Problem statement:
Please output the entries below without altering a single character.

=== Extracted entries ===

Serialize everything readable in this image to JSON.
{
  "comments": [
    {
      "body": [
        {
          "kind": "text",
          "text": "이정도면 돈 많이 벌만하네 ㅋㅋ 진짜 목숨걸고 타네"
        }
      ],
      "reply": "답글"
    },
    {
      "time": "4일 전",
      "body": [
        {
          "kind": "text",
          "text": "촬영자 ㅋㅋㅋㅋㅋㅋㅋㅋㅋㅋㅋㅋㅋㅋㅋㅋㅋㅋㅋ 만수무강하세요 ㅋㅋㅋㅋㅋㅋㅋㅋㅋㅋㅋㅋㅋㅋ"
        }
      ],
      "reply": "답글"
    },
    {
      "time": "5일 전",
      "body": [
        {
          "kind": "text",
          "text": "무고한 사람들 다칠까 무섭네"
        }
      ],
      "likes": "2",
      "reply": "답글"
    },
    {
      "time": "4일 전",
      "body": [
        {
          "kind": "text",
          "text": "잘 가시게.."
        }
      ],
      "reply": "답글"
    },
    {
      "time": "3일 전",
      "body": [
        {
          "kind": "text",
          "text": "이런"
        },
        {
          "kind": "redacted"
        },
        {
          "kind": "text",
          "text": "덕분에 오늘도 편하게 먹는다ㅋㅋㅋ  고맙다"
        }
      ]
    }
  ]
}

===

Response area:
Serialize everything readable in this image to JSON.
{
  "comments": [
    {
      "body": [
        {
          "kind": "text",
          "text": "이정도면 돈 많이 벌만하네 ㅋㅋ 진짜 목숨걸고 타네"
        }
      ],
      "reply": "답글"
    },
    {
      "time": "4일 전",
      "body": [
        {
          "kind": "text",
          "text": "촬영자 ㅋㅋㅋㅋㅋㅋㅋㅋㅋㅋㅋㅋㅋㅋㅋㅋㅋㅋㅋ 만수무강하세요 ㅋㅋㅋㅋㅋㅋㅋㅋㅋㅋㅋㅋㅋㅋ"
        }
      ],
      "reply": "답글"
    },
    {
      "time": "5일 전",
      "body": [
        {
          "kind": "text",
          "text": "무고한 사람들 다칠까 무섭네"
        }
      ],
      "likes": "2",
      "reply": "답글"
    },
    {
      "time": "4일 전",
      "body": [
        {
          "kind": "text",
          "text": "잘 가시게.."
        }
      ],
      "reply": "답글"
    },
    {
      "time": "3일 전",
      "body": [
        {
          "kind": "text",
          "text": "이런"
        },
        {
          "kind": "redacted"
        },
        {
          "kind": "text",
          "text": "덕분에 오늘도 편하게 먹는다ㅋㅋㅋ  고맙다"
        }
      ]
    }
  ]
}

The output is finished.